[What needs to be done] In the entries below, find the lines that contain the word "Afiliados" and copy them.

[Data for analysis]
——

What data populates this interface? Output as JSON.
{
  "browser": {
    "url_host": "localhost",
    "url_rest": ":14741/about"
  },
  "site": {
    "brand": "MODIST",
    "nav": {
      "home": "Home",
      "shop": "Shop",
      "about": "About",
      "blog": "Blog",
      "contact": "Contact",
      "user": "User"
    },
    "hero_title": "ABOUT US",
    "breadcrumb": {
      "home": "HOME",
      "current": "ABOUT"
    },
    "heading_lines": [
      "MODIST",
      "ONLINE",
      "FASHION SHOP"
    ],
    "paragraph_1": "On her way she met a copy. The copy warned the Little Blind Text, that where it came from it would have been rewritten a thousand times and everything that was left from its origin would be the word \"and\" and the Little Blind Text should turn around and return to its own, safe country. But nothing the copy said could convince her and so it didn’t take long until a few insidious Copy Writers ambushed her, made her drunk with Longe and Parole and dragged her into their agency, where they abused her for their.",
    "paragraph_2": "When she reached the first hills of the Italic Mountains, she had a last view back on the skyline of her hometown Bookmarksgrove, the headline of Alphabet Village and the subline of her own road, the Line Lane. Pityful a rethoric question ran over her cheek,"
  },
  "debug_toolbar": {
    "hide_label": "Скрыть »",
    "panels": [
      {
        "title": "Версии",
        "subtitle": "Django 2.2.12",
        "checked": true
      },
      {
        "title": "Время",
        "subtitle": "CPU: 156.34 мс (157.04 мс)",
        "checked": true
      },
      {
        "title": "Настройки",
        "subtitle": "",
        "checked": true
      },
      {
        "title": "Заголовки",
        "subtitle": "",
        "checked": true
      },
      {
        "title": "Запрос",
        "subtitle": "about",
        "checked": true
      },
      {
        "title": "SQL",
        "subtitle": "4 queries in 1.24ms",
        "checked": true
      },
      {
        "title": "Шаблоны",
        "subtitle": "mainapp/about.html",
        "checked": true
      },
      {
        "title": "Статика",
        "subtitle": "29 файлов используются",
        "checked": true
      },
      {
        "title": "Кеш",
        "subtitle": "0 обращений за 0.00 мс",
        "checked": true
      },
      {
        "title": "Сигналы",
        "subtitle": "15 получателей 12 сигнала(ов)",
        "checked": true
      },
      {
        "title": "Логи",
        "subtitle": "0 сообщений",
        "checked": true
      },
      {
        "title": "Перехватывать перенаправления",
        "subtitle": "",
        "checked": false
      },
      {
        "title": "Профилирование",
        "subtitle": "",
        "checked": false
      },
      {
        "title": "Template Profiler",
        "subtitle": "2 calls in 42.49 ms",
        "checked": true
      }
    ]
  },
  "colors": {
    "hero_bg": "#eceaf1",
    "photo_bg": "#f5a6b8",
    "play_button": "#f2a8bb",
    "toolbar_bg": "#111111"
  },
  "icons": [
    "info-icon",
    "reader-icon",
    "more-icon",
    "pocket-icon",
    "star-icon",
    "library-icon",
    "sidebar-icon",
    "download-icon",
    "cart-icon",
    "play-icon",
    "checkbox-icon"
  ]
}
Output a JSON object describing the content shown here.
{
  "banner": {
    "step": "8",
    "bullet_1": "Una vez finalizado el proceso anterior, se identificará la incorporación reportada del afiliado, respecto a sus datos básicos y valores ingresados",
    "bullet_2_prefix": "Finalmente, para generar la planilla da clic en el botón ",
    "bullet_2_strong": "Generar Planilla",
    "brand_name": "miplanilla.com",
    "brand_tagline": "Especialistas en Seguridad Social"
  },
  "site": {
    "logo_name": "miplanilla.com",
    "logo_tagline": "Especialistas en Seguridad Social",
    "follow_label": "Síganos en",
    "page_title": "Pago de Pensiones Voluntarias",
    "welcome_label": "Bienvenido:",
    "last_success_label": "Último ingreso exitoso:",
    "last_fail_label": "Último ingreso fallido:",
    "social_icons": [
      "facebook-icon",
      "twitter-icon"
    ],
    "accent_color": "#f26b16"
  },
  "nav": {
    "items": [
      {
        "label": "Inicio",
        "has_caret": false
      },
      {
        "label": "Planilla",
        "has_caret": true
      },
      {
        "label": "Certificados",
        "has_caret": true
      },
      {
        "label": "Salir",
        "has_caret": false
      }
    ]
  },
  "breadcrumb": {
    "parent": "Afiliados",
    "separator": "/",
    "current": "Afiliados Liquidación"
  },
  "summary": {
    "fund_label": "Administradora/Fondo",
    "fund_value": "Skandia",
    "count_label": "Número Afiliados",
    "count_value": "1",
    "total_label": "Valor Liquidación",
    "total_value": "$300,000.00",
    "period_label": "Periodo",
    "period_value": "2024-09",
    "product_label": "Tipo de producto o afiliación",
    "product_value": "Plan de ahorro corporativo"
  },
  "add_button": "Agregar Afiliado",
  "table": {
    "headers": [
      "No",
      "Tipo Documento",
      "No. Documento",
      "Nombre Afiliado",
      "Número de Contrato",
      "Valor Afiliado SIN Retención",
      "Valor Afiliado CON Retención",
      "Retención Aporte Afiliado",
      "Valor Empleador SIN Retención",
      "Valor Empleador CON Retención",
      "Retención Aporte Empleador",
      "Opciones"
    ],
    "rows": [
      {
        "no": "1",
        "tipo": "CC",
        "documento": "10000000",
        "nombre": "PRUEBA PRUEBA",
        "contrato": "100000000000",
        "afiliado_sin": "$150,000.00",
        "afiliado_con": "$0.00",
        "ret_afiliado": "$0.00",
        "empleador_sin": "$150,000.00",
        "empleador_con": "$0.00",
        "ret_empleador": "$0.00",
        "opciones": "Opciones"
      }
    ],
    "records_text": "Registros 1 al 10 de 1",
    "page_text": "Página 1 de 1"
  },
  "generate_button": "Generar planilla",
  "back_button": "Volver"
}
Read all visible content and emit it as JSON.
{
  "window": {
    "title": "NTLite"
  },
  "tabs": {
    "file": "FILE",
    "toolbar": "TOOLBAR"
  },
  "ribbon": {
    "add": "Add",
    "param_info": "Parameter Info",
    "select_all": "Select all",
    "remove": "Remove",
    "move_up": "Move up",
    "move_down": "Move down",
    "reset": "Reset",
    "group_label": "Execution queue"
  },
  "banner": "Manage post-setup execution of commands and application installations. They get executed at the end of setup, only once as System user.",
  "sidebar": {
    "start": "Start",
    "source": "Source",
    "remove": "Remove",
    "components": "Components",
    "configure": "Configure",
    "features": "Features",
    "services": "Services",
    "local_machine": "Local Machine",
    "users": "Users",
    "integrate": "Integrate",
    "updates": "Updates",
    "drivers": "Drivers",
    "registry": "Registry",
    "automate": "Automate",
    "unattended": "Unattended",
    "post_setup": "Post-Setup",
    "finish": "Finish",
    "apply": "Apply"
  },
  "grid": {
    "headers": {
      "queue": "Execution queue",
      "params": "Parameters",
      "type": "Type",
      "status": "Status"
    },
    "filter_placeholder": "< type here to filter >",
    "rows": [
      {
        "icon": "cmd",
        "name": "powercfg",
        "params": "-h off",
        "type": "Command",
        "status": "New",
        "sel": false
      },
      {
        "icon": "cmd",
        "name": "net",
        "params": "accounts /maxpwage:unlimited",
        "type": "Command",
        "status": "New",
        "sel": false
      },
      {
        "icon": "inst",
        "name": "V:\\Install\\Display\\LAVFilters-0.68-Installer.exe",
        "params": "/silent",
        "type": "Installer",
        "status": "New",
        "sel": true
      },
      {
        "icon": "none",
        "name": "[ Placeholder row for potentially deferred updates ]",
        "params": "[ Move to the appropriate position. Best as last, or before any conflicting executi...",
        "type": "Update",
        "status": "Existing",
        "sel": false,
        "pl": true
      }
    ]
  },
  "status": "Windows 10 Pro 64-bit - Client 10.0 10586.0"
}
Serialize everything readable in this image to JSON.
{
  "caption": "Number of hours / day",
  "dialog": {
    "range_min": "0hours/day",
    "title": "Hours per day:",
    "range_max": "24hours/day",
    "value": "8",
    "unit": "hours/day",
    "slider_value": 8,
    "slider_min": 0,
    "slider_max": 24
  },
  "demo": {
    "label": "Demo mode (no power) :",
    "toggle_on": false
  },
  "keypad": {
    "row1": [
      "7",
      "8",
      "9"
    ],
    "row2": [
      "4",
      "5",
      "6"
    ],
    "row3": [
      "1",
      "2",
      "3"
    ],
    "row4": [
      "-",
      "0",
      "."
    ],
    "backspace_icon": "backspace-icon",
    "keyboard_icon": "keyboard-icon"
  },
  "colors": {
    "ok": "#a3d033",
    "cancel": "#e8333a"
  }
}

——

[Exercise response]
    "parent": "Afiliados",
    "current": "Afiliados Liquidación"
    "count_label": "Número Afiliados",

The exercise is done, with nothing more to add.